:: DATA FOR THIS EXERCISE ::

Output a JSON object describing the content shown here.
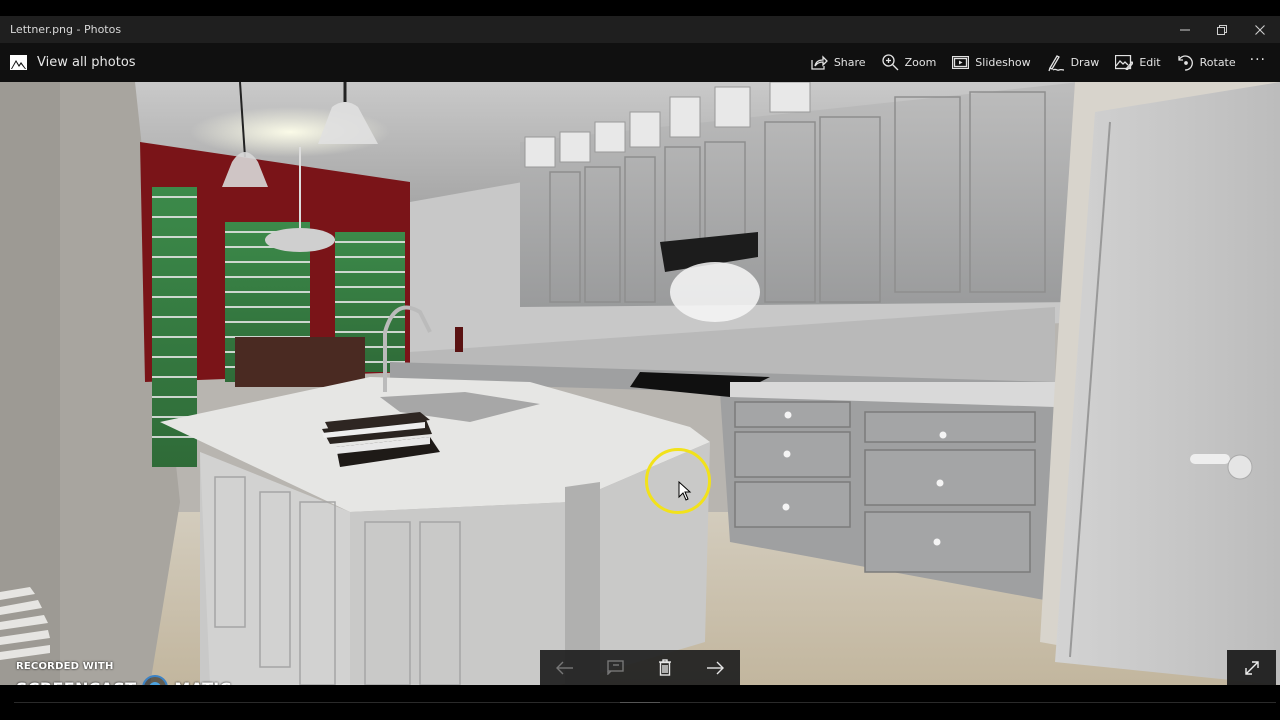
{
  "window": {
    "title": "Lettner.png - Photos",
    "controls": {
      "minimize": "minimize-icon",
      "maximize": "restore-icon",
      "close": "close-icon"
    }
  },
  "toolbar": {
    "view_all_label": "View all photos",
    "view_all_icon": "photos-icon",
    "actions": [
      {
        "label": "Share",
        "icon": "share-icon"
      },
      {
        "label": "Zoom",
        "icon": "zoom-in-icon"
      },
      {
        "label": "Slideshow",
        "icon": "slideshow-icon"
      },
      {
        "label": "Draw",
        "icon": "pen-icon"
      },
      {
        "label": "Edit",
        "icon": "edit-photo-icon"
      },
      {
        "label": "Rotate",
        "icon": "rotate-icon"
      }
    ],
    "more_label": "···"
  },
  "photo": {
    "description": "3D rendered kitchen interior with white cabinetry, island with sink and stacked books, red accent wall with shuttered windows",
    "colors": {
      "accent_wall": "#7a1418",
      "cabinet": "#a9aaab",
      "floor": "#c9bea8",
      "countertop": "#e6e6e4"
    }
  },
  "nav_controls": {
    "previous": "arrow-left-icon",
    "compare": "compare-icon",
    "delete": "trash-icon",
    "next": "arrow-right-icon"
  },
  "fullscreen": "expand-icon",
  "cursor": {
    "highlight_color": "#f2e21a"
  },
  "watermark": {
    "line1": "RECORDED WITH",
    "brand_left": "SCREENCAST",
    "brand_right": "MATIC",
    "logo_color": "#4da3e0"
  }
}
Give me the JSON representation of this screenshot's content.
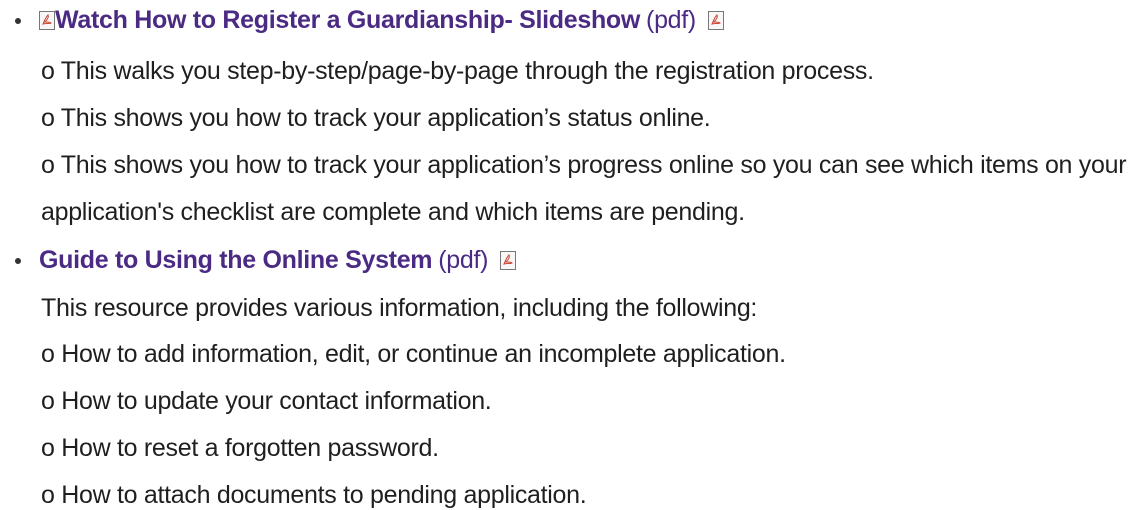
{
  "items": [
    {
      "link_text": "Watch How to Register a Guardianship- Slideshow",
      "suffix": "(pdf)",
      "details": [
        "o This walks you step-by-step/page-by-page through the registration process.",
        "o This shows you how to track your application’s status online.",
        "o This shows you how to track your application’s progress online so you can see which items on your",
        "application's checklist are complete and which items are pending."
      ]
    },
    {
      "link_text": "Guide to Using the Online System",
      "suffix": "(pdf)",
      "details": [
        "This resource provides various information, including the following:",
        "o How to add information, edit, or continue an incomplete application.",
        "o How to update your contact information.",
        "o How to reset a forgotten password.",
        "o How to attach documents to pending application."
      ]
    }
  ],
  "icons": {
    "pdf": "pdf-icon"
  },
  "colors": {
    "link": "#4b2a84",
    "text": "#1f1f1f"
  }
}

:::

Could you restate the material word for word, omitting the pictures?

Output a JSON object describing the content shown here.
{
  "window": {
    "title": "Lettner.png - Photos",
    "controls": {
      "minimize": "minimize-icon",
      "maximize": "restore-icon",
      "close": "close-icon"
    }
  },
  "toolbar": {
    "view_all_label": "View all photos",
    "view_all_icon": "photos-icon",
    "actions": [
      {
        "label": "Share",
        "icon": "share-icon"
      },
      {
        "label": "Zoom",
        "icon": "zoom-in-icon"
      },
      {
        "label": "Slideshow",
        "icon": "slideshow-icon"
      },
      {
        "label": "Draw",
        "icon": "pen-icon"
      },
      {
        "label": "Edit",
        "icon": "edit-photo-icon"
      },
      {
        "label": "Rotate",
        "icon": "rotate-icon"
      }
    ],
    "more_label": "···"
  },
  "photo": {
    "description": "3D rendered kitchen interior with white cabinetry, island with sink and stacked books, red accent wall with shuttered windows",
    "colors": {
      "accent_wall": "#7a1418",
      "cabinet": "#a9aaab",
      "floor": "#c9bea8",
      "countertop": "#e6e6e4"
    }
  },
  "nav_controls": {
    "previous": "arrow-left-icon",
    "compare": "compare-icon",
    "delete": "trash-icon",
    "next": "arrow-right-icon"
  },
  "fullscreen": "expand-icon",
  "cursor": {
    "highlight_color": "#f2e21a"
  },
  "watermark": {
    "line1": "RECORDED WITH",
    "brand_left": "SCREENCAST",
    "brand_right": "MATIC",
    "logo_color": "#4da3e0"
  }
}
Give me the JSON representation of this screenshot's content.
{
  "items": [
    {
      "link_text": "Watch How to Register a Guardianship- Slideshow",
      "suffix": "(pdf)",
      "details": [
        "o This walks you step-by-step/page-by-page through the registration process.",
        "o This shows you how to track your application’s status online.",
        "o This shows you how to track your application’s progress online so you can see which items on your",
        "application's checklist are complete and which items are pending."
      ]
    },
    {
      "link_text": "Guide to Using the Online System",
      "suffix": "(pdf)",
      "details": [
        "This resource provides various information, including the following:",
        "o How to add information, edit, or continue an incomplete application.",
        "o How to update your contact information.",
        "o How to reset a forgotten password.",
        "o How to attach documents to pending application."
      ]
    }
  ],
  "icons": {
    "pdf": "pdf-icon"
  },
  "colors": {
    "link": "#4b2a84",
    "text": "#1f1f1f"
  }
}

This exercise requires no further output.